· Artha — signifies the “means of life”, activities and resources that enables one to be in a state one wants to be in. Artha incorporates wealth, career, activity to make a living, financial security and economic prosperity. The proper pursuit of Arthais considered an important aim of human life in Hinduism.
· Kama — signifies desire, wish, passion, emotions, pleasure of the senses, the aesthetic enjoyment of life, affection, or love, with or without sexual connotations. Kāma is “love” without violating dharma (moral responsibility), Artha(material prosperity) and one’s journey towards moksha (spiritual liberation). Work, indeed, is worship.
· Moksha — signifies emancipation, liberation or release. In some schools of Hinduism, Mokshaconnotes freedom from saṃsāra, the cycle of death and rebirth, in other schools Moksha connotes freedom, self-knowledge, self-realization and liberation in this life.
Hindu literature emphasizes that dharma comes first and without dharma, Artha and Kama can lead to personal and social chaos.
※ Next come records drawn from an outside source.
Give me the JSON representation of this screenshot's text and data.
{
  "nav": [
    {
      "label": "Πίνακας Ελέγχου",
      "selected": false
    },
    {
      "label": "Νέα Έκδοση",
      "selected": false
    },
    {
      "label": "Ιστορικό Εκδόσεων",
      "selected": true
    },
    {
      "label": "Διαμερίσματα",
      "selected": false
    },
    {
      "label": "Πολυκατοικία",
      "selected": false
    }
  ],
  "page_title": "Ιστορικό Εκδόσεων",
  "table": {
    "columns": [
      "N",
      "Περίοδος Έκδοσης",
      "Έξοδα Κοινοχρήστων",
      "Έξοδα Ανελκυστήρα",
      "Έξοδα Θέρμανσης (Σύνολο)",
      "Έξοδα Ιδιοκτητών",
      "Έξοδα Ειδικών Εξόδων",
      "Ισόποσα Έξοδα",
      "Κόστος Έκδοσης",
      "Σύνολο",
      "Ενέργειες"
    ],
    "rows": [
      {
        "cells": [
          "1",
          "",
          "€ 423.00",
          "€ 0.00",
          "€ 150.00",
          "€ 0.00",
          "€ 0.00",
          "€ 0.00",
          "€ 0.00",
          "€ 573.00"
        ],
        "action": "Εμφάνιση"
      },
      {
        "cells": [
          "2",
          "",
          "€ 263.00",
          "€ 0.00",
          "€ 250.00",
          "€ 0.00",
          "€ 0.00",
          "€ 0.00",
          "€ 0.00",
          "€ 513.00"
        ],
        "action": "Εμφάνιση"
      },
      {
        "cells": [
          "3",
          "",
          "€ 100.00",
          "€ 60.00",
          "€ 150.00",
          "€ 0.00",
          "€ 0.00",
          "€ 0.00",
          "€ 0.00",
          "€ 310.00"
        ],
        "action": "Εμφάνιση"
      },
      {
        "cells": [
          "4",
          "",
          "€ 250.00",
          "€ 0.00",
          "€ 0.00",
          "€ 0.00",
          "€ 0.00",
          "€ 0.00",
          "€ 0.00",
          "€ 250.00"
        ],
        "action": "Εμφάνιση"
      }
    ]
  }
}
Dharma is then preceded by Artha and last but not the least, comes Kama. That is quite pragmatically spot on. It is almost utopian to imagine a life with just right amount of Dharma(moral values) blend into right inclination toward Artha(economic resources), be nourished with right amount of Kama(love) and know exactly when to stop and reflect for Moksha. But with balance, it probably is possible to devour into depths of depth of each in order to explore and savor life to the fullest. It must be at this point, that the inherent tension between Moksha on one hand, and the active pursuit of Kama and Artha on the other comes to a resolution. A meditation in itself if one state seamlessly transcends into another. An example of the opposite end of the spectrum can be read in ‘The Monk who sold his Ferrari’ by Robin Sharma.
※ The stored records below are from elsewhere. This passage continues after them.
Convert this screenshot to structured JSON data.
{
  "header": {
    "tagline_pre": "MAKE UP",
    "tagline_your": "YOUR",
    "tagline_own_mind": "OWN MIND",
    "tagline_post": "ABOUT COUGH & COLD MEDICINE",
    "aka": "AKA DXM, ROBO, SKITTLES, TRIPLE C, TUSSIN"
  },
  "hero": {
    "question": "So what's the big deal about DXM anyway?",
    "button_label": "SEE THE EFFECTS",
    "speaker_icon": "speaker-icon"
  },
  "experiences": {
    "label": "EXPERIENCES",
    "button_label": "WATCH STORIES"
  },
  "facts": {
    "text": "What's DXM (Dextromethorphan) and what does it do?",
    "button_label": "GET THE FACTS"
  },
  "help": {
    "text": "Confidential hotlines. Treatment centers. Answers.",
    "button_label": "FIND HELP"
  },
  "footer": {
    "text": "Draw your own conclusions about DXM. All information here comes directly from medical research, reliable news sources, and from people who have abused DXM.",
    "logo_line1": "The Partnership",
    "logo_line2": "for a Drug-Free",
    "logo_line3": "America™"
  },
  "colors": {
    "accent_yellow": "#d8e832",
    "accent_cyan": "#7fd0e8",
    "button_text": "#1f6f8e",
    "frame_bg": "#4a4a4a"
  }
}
This right state of balance where Dharma, Artha and Kama meet to blossom into Moksha is termed as Nishkam Karmain Bhagavad Gita. It means: ‘act and enjoy with renunciation, do not covet’ or ‘Detached Involvement’, further laying the foundation for ‘Business ethics’ in the modern workplace. The Karma theory provides an operational basis for constructive achievement and is perhaps more relevant today than in the Mahabharata times. The doctrine of Karma Yoga emphasizes detachment and equanimous attitude towards success and failure and inculcating virtues like sacrifice, dedication, belief and greater good of the people as the motive for action. Nishkamta doesn’t obstruct any comparisons nor does it mean that one shouldn’t have any targets.
All said and done, if there’s one thing I realized being a grown up then that is — adults are as confused as children and we spend most of our lives making sense out of this confusion. It’s some part guesswork, some research and some just a matter of chance events, mostly attributed as luck, or fate. We remain fragile as a baby despite our fierce accomplishments and the depth of our own emotions blow us away. We find ourselves on our knees more often than we imagine and comes a day we find ourselves crippled to the extent of helplessness that reaches out only to faith, at times blind.
Faith is simply much more than an option for those of us who have experienced sheer joy or immense pain, because in our hearts we know that none of this makes sense. We did nothing to deserve either this happiness or the pain. But who do we thank or blame for this haphazardness? A supernatural power sounds like a good idea to hold on to our sanity.